Responding to news reports that the project was in trouble, Arabtec releases a statement assuring that it is committed to the deal, and would commence work “immediately after the finalization of the planning and design stages, which have nearly been completed.”
October 1, 2014: Financing terms change
In a departure from the original memorandum of understanding, Emirati newspaper The National reports that Arabtec would be responsible for raising the funds needed to pay for the project. Aabar is tipped as the most likely source for financing. The news that Arabtec would be responsible for sourcing project funding “from abroad” is later confirmed by Prime Minister Ibrahim Mehleb.
October 18, 2014: Egypt won’t give the land for free
In a statement to the Dubai Bourse, Arabtec announces that it reached an agreement with Egypt’s New Urban Communities Authority to hand over housing units and public buildings in the new developments in exchange for the land. It does not clarify what percentage would be given.
Arabtec says it is “about to conclude the final agreement with the concerned Egyptian authorities to commence the construction of 1 million housing units in Egypt.” The company says it has “conducted intensive negotiations and meetings during the past period, and that it is making the maximum possible efforts in cooperation with the Ministry of Housing and New Urban Communities Authority in Egypt to commence the construction of phase one of the project before the end of the current year.”
November 11, 2014: Another Arabtec statement
Arabtec releases another statement that repeats almost verbatim its October 18 remarks, reaffirming that it plans to commence construction before the end of 2014.
November 27, 2014: Egypt says changes at Arabtec delaying the deal
Housing Minister Mostafa Madbuly blames slow negotiations on the change in Arabtec’s board, but tells The National that the deal would only be delayed by “a month or two.”
March 1, 2015: Press reports project suspended
Following a late February visit by Arabtec officials, Major General Kamel al-Wazeer, the chief of staff for the Armed Forces’ Engineering Authority, tells the privately owned newspaper Al-Masry Al-Youm that the deal has been suspended. “Any investor who wants to enter the Egyptian market should bring his money from abroad and not from Egyptian banks, and should use Egyptian labor and raw materials. Those conditions have not been met, so the project has been temporarily suspended,” Wazeer says.
March 5: Officials say negotiations continue
Egypt’s housing authorities say talks are still ongoing. According to The National, Egypt’s housing minister said he hoped a final deal would be reached in time for the March 13-15 Egypt Economic Development Conference. This does not happen, although primary shareholder Aabar does sign an unrelated memorandum of understanding to develop a satellite city outside Cairo.
March 17: Land agreement still not finalized

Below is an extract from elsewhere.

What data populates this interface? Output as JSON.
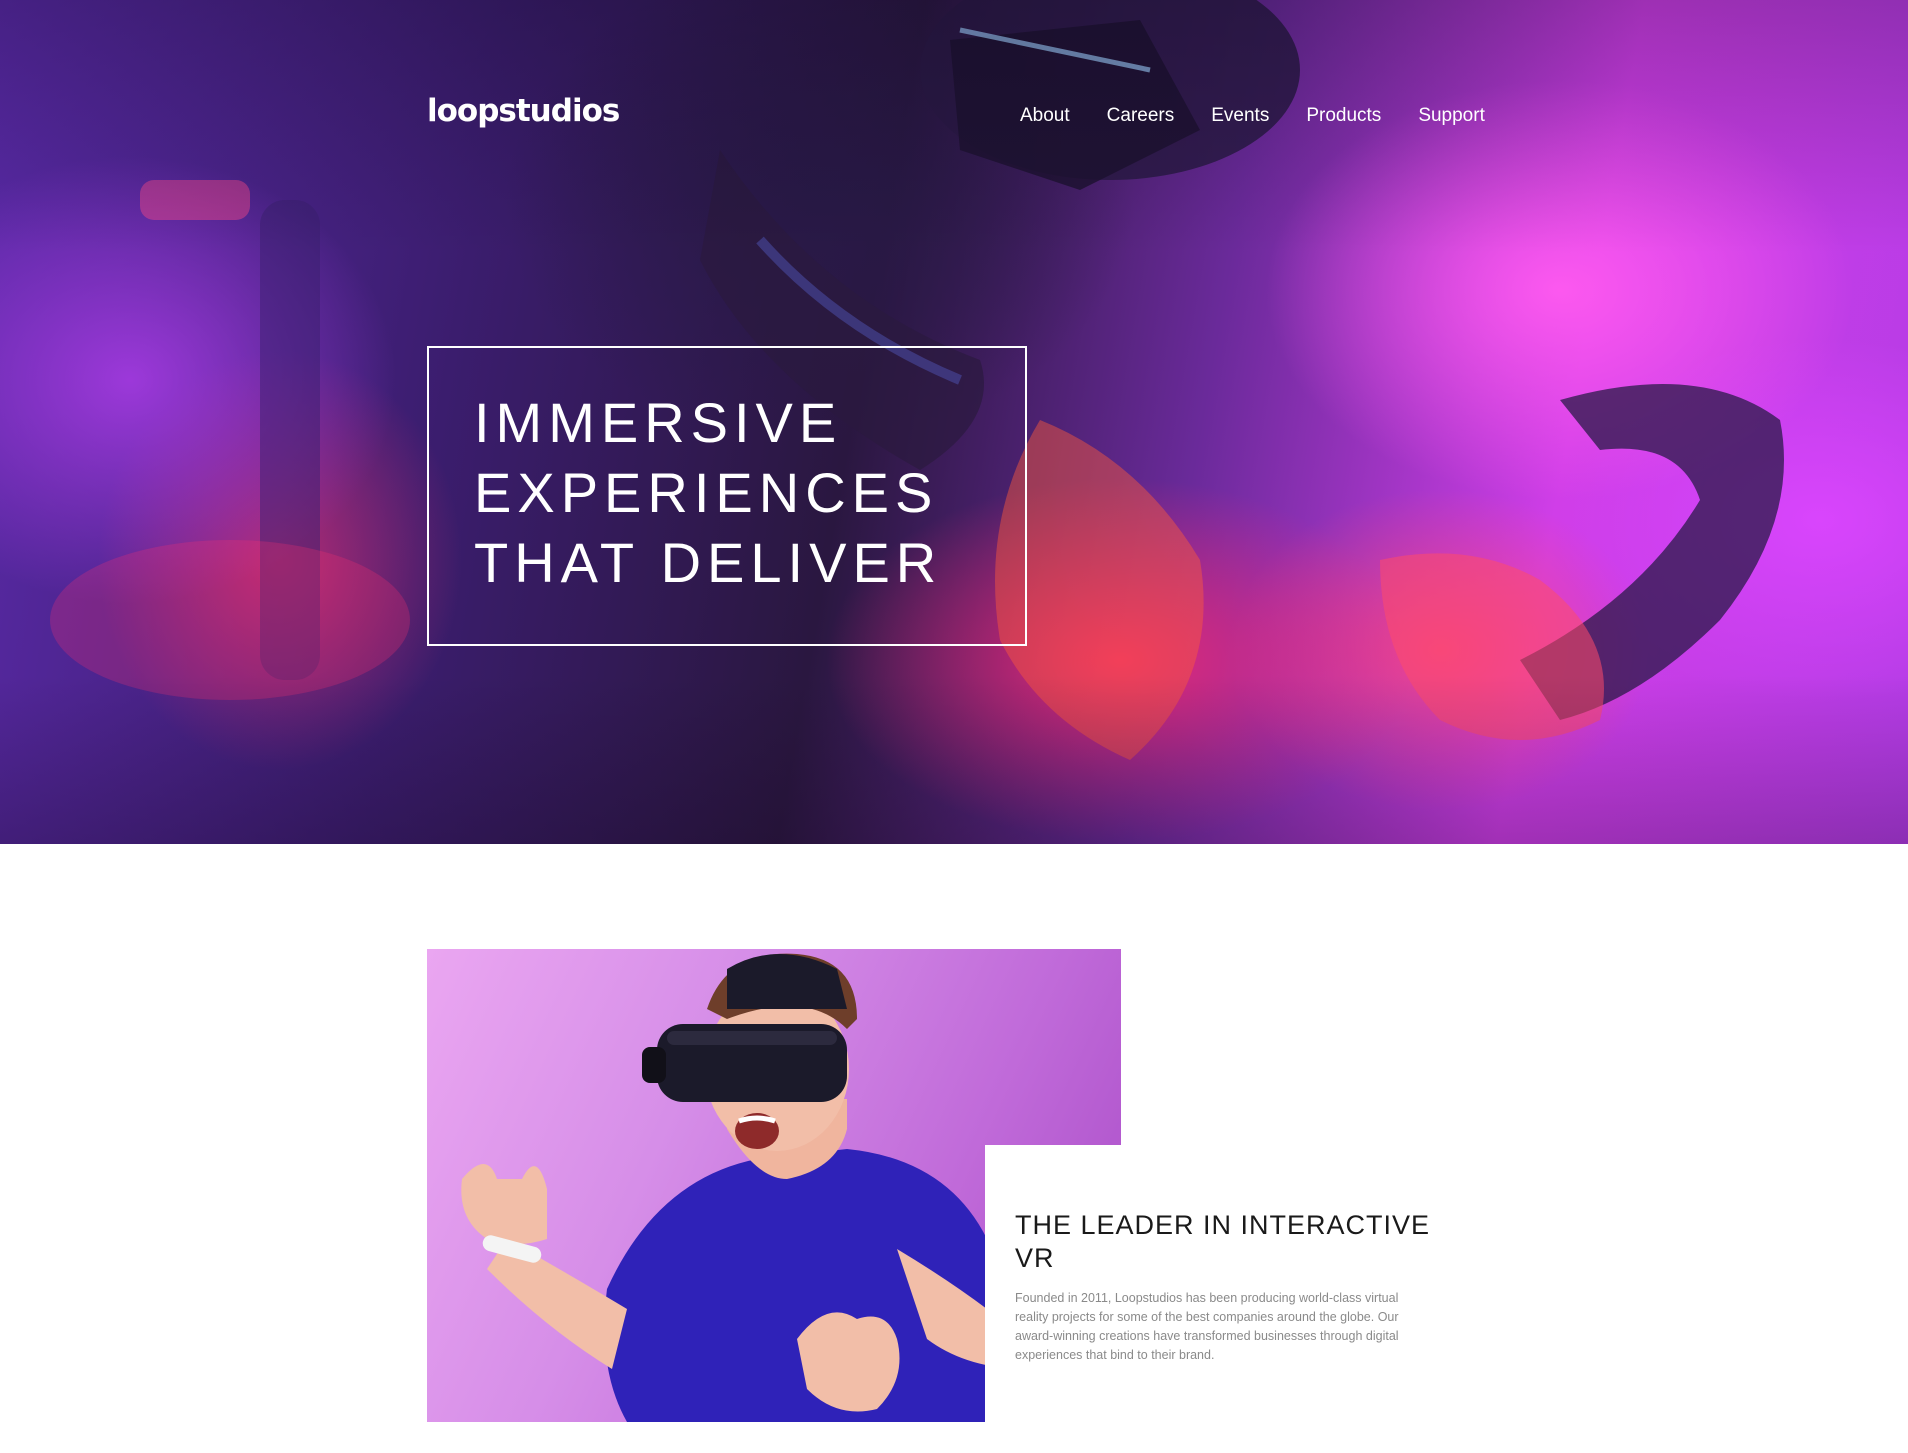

A housing ministry spokesperson tells Reuters a final contract would be signed within 10 days, but adds that an agreement has not yet been reached over how many units Arabtec would give the government in exchange for the land.
March 19: Another Arabtec statement

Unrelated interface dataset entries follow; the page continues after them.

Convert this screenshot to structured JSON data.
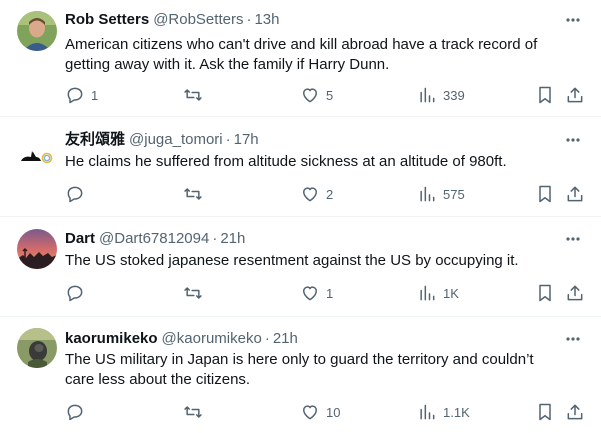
{
  "tweets": [
    {
      "display_name": "Rob Setters",
      "handle": "@RobSetters",
      "time": "13h",
      "text": "American citizens who can't drive and kill abroad have a track record of getting away with it. Ask the family if Harry Dunn.",
      "replies": "1",
      "retweets": "",
      "likes": "5",
      "views": "339",
      "avatar_color": "#6f8f4f"
    },
    {
      "display_name": "友利頌雅",
      "handle": "@juga_tomori",
      "time": "17h",
      "text": "He claims he suffered from altitude sickness at an altitude of 980ft.",
      "replies": "",
      "retweets": "",
      "likes": "2",
      "views": "575",
      "avatar_color": "#ffffff"
    },
    {
      "display_name": "Dart",
      "handle": "@Dart67812094",
      "time": "21h",
      "text": "The US stoked japanese resentment against the US by occupying it.",
      "replies": "",
      "retweets": "",
      "likes": "1",
      "views": "1K",
      "avatar_color": "#b5545c"
    },
    {
      "display_name": "kaorumikeko",
      "handle": "@kaorumikeko",
      "time": "21h",
      "text": "The US military in Japan is here only to guard the territory and couldn’t care less about the citizens.",
      "replies": "",
      "retweets": "",
      "likes": "10",
      "views": "1.1K",
      "avatar_color": "#7d8b5a"
    }
  ],
  "separator": "·",
  "icons": {
    "reply": "reply-icon",
    "retweet": "retweet-icon",
    "like": "heart-icon",
    "views": "views-icon",
    "bookmark": "bookmark-icon",
    "share": "share-icon",
    "more": "more-icon"
  },
  "colors": {
    "text": "#0f1419",
    "secondary": "#536471",
    "divider": "#eff3f4"
  }
}
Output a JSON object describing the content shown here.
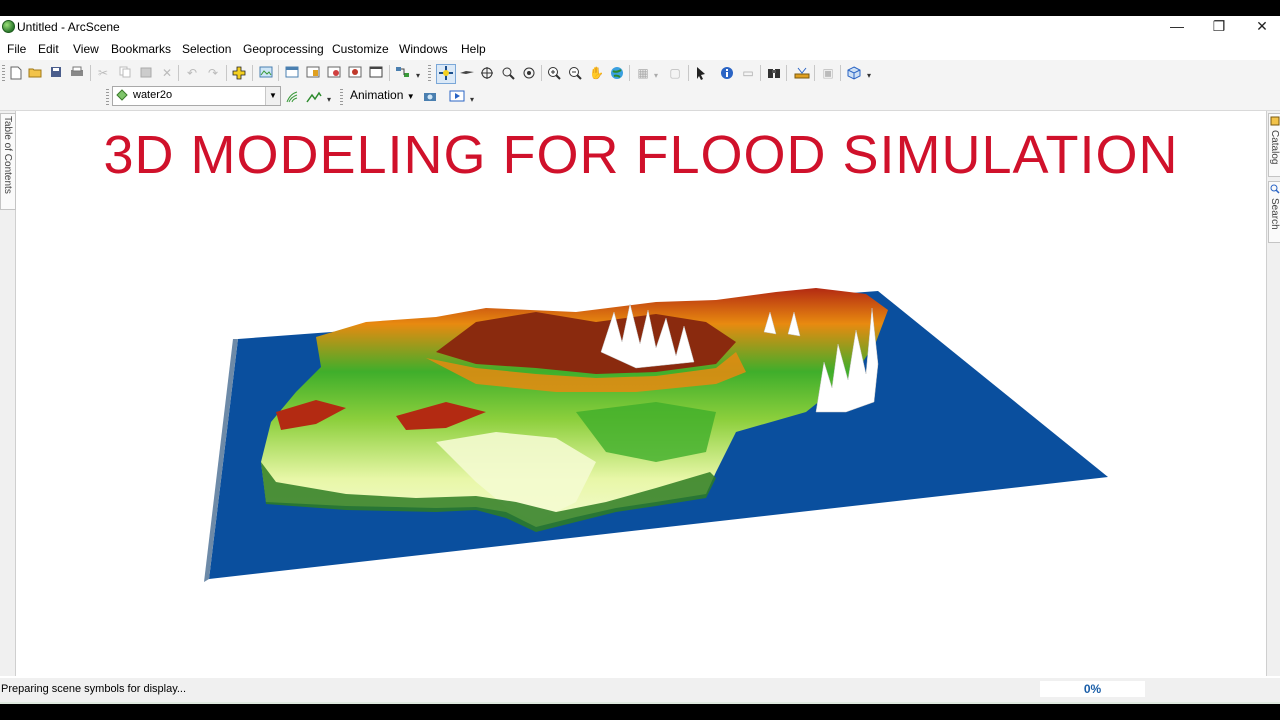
{
  "window": {
    "title": "Untitled - ArcScene",
    "controls": {
      "minimize": "—",
      "restore": "❐",
      "close": "✕"
    }
  },
  "menubar": [
    "File",
    "Edit",
    "View",
    "Bookmarks",
    "Selection",
    "Geoprocessing",
    "Customize",
    "Windows",
    "Help"
  ],
  "toolbar": {
    "row1_icons": [
      "new-document",
      "open-folder",
      "save",
      "print",
      "cut",
      "copy",
      "paste",
      "delete",
      "undo",
      "redo",
      "add-data",
      "scene-properties",
      "layer-properties",
      "bookmark",
      "export",
      "view-window",
      "fly-tool",
      "navigate",
      "fly",
      "target-center",
      "zoom-to-target",
      "set-observer",
      "zoom-in",
      "zoom-out",
      "pan",
      "full-extent",
      "select-features",
      "clear-selection",
      "select-elements",
      "identify",
      "html-popup",
      "find",
      "measure",
      "edit-tool",
      "3d-effects"
    ],
    "layer_selector": {
      "value": "water2o"
    },
    "animation_label": "Animation"
  },
  "left_dock": {
    "tab_label": "Table of Contents"
  },
  "right_dock": {
    "tabs": [
      "Catalog",
      "Search"
    ]
  },
  "scene": {
    "title_overlay": "3D MODELING FOR FLOOD SIMULATION",
    "colors": {
      "water": "#0a4f9e",
      "low_land": "#e8f7a8",
      "mid_land": "#3fae2b",
      "high_land": "#e88a10",
      "ridge": "#b32a12",
      "peak": "#ffffff"
    }
  },
  "statusbar": {
    "message": "Preparing scene symbols for display...",
    "progress": 0,
    "progress_label": "0%"
  }
}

In a letter to the Dubai financial market, Arabtec states that “the company is committed to and proceeding with the million housing units project,” and that it has “reached the final stages of concluding the final agreement with the related authorities in Egypt in order to begin the implementation of the first phase of the project as soon as possible.”
March 31: A new Arabtec CEO

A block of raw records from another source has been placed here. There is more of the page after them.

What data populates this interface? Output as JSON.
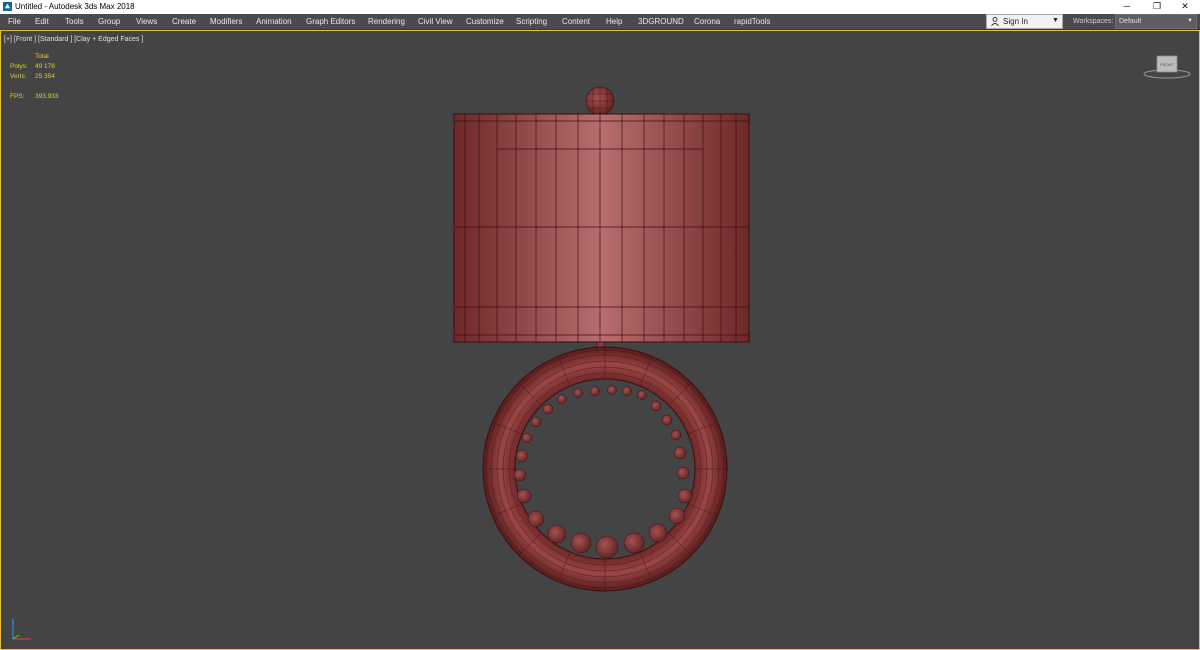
{
  "window": {
    "title": "Untitled - Autodesk 3ds Max 2018",
    "minimize": "─",
    "maximize": "❐",
    "close": "✕"
  },
  "menu": {
    "items": [
      "File",
      "Edit",
      "Tools",
      "Group",
      "Views",
      "Create",
      "Modifiers",
      "Animation",
      "Graph Editors",
      "Rendering",
      "Civil View",
      "Customize",
      "Scripting",
      "Content",
      "Help",
      "3DGROUND",
      "Corona",
      "rapidTools"
    ],
    "sign_in": "Sign In",
    "workspaces_label": "Workspaces:",
    "workspace_value": "Default"
  },
  "viewport": {
    "label": "[+] [Front ] [Standard ] [Clay + Edged Faces ]",
    "stats": {
      "header": "Total",
      "polys_label": "Polys:",
      "polys_value": "49 178",
      "verts_label": "Verts:",
      "verts_value": "25 354",
      "fps_label": "FPS:",
      "fps_value": "393,933"
    },
    "viewcube_label": "FRONT"
  },
  "colors": {
    "model": "#8a3a3a",
    "wire": "#3a1010",
    "viewport_bg": "#444444",
    "stats_text": "#e3cf30"
  }
}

Arabtec announces the appointment of new CEO Raja Ghanma, a 20-year veteran of the company.
April 2: Cabinet approves the Arabtec deal
Arabtec announces that an agreement has been reached for the preliminary stage of the project, now reduced to 100,000 units and only two cities, Obour and Badr. The company says it would sign a final contract with the New Urban Communities Authority “at the earliest opportunity.” The company does not clarify the terms of the agreement, or set a date when construction would commence.